▶ Work task
The goal here is an exact copy of the entries below, without their pictures.

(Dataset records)
»»
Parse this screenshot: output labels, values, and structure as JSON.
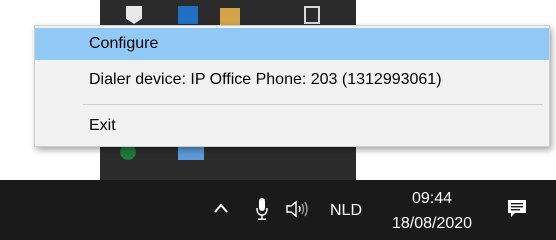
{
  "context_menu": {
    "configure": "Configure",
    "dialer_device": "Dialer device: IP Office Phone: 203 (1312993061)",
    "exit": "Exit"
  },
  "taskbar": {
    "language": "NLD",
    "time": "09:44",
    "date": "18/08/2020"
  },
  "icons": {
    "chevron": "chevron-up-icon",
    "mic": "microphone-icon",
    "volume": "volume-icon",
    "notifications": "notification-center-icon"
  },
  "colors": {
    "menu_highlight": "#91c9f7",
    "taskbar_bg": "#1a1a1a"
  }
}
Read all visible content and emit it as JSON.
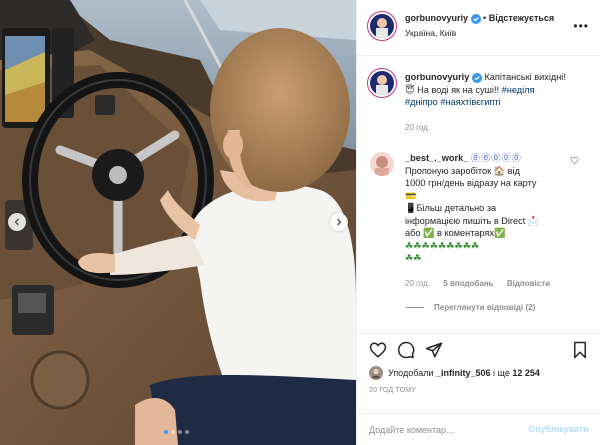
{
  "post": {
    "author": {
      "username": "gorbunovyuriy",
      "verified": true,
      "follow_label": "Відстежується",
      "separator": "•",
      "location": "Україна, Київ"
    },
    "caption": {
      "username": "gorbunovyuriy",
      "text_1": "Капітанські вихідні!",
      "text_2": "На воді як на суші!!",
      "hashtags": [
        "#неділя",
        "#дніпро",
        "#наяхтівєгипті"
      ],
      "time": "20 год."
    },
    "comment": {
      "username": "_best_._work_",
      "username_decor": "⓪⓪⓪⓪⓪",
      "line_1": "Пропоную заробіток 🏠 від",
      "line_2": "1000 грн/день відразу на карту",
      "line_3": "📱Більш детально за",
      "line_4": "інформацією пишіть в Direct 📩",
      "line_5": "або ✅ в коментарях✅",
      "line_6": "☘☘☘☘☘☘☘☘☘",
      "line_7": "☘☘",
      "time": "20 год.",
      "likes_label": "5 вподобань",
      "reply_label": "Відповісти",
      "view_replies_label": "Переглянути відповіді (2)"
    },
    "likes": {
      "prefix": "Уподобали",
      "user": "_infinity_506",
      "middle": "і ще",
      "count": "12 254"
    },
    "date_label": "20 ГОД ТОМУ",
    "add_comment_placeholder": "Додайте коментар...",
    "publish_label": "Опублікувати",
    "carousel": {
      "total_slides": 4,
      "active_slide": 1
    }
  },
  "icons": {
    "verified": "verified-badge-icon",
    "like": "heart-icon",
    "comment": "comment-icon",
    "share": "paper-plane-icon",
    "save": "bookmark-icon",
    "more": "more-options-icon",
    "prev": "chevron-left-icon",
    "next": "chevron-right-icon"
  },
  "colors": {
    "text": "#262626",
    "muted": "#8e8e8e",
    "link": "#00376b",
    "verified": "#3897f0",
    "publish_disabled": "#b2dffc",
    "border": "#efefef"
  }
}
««
▶ Problem solution
Parse this screenshot: output labels, values, and structure as JSON.
{
  "context_menu": {
    "configure": "Configure",
    "dialer_device": "Dialer device: IP Office Phone: 203 (1312993061)",
    "exit": "Exit"
  },
  "taskbar": {
    "language": "NLD",
    "time": "09:44",
    "date": "18/08/2020"
  },
  "icons": {
    "chevron": "chevron-up-icon",
    "mic": "microphone-icon",
    "volume": "volume-icon",
    "notifications": "notification-center-icon"
  },
  "colors": {
    "menu_highlight": "#91c9f7",
    "taskbar_bg": "#1a1a1a"
  }
}
Read all visible content and emit it as JSON.
{
  "post": {
    "author": {
      "username": "gorbunovyuriy",
      "verified": true,
      "follow_label": "Відстежується",
      "separator": "•",
      "location": "Україна, Київ"
    },
    "caption": {
      "username": "gorbunovyuriy",
      "text_1": "Капітанські вихідні!",
      "text_2": "На воді як на суші!!",
      "hashtags": [
        "#неділя",
        "#дніпро",
        "#наяхтівєгипті"
      ],
      "time": "20 год."
    },
    "comment": {
      "username": "_best_._work_",
      "username_decor": "⓪⓪⓪⓪⓪",
      "line_1": "Пропоную заробіток 🏠 від",
      "line_2": "1000 грн/день відразу на карту",
      "line_3": "📱Більш детально за",
      "line_4": "інформацією пишіть в Direct 📩",
      "line_5": "або ✅ в коментарях✅",
      "line_6": "☘☘☘☘☘☘☘☘☘",
      "line_7": "☘☘",
      "time": "20 год.",
      "likes_label": "5 вподобань",
      "reply_label": "Відповісти",
      "view_replies_label": "Переглянути відповіді (2)"
    },
    "likes": {
      "prefix": "Уподобали",
      "user": "_infinity_506",
      "middle": "і ще",
      "count": "12 254"
    },
    "date_label": "20 ГОД ТОМУ",
    "add_comment_placeholder": "Додайте коментар...",
    "publish_label": "Опублікувати",
    "carousel": {
      "total_slides": 4,
      "active_slide": 1
    }
  },
  "icons": {
    "verified": "verified-badge-icon",
    "like": "heart-icon",
    "comment": "comment-icon",
    "share": "paper-plane-icon",
    "save": "bookmark-icon",
    "more": "more-options-icon",
    "prev": "chevron-left-icon",
    "next": "chevron-right-icon"
  },
  "colors": {
    "text": "#262626",
    "muted": "#8e8e8e",
    "link": "#00376b",
    "verified": "#3897f0",
    "publish_disabled": "#b2dffc",
    "border": "#efefef"
  }
}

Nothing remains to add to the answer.